> Your task
Read through the data and report every line in which the word "color" occurs.

> Material for this task
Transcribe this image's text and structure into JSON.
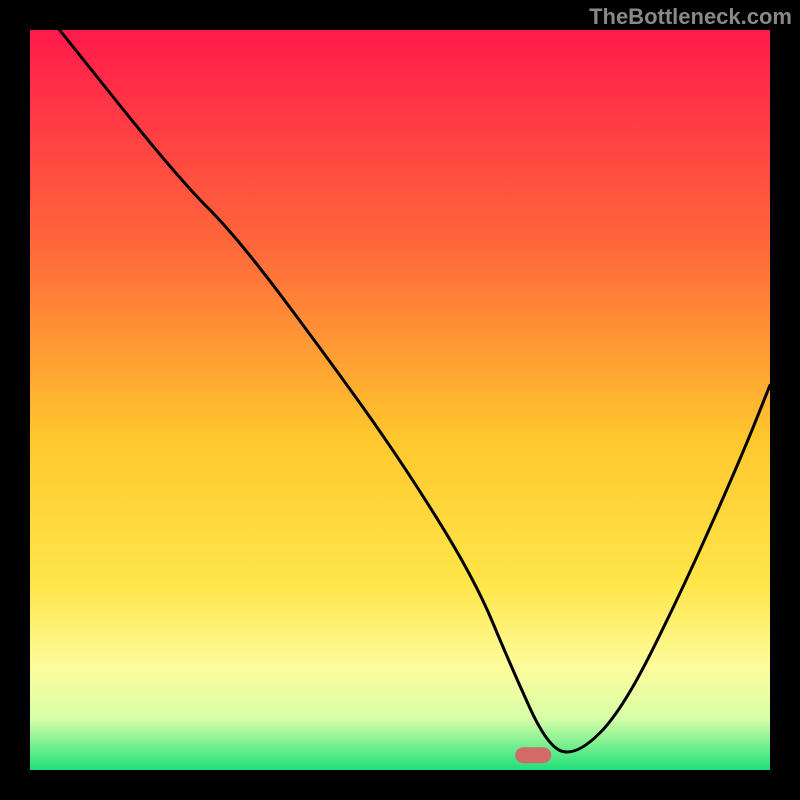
{
  "watermark": "TheBottleneck.com",
  "chart_data": {
    "type": "line",
    "title": "",
    "xlabel": "",
    "ylabel": "",
    "xlim": [
      0,
      100
    ],
    "ylim": [
      0,
      100
    ],
    "gradient_stops": [
      {
        "offset": 0,
        "color": "#ff1a4b"
      },
      {
        "offset": 30,
        "color": "#ff6a3a"
      },
      {
        "offset": 55,
        "color": "#ffc72e"
      },
      {
        "offset": 75,
        "color": "#ffe64a"
      },
      {
        "offset": 86,
        "color": "#fdfc9c"
      },
      {
        "offset": 93,
        "color": "#d8ffa8"
      },
      {
        "offset": 100,
        "color": "#1fe07a"
      }
    ],
    "marker": {
      "x": 68,
      "y": 2,
      "color": "#d26a6a"
    },
    "series": [
      {
        "name": "bottleneck-curve",
        "x": [
          4,
          20,
          28,
          40,
          50,
          60,
          65,
          70,
          74,
          80,
          88,
          96,
          100
        ],
        "values": [
          100,
          80,
          72,
          56,
          42,
          26,
          14,
          3,
          2,
          8,
          24,
          42,
          52
        ]
      }
    ]
  }
}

> Written response
        "color": "#ff1a4b"
        "color": "#ff6a3a"
        "color": "#ffc72e"
        "color": "#ffe64a"
        "color": "#fdfc9c"
        "color": "#d8ffa8"
        "color": "#1fe07a"
      "color": "#d26a6a"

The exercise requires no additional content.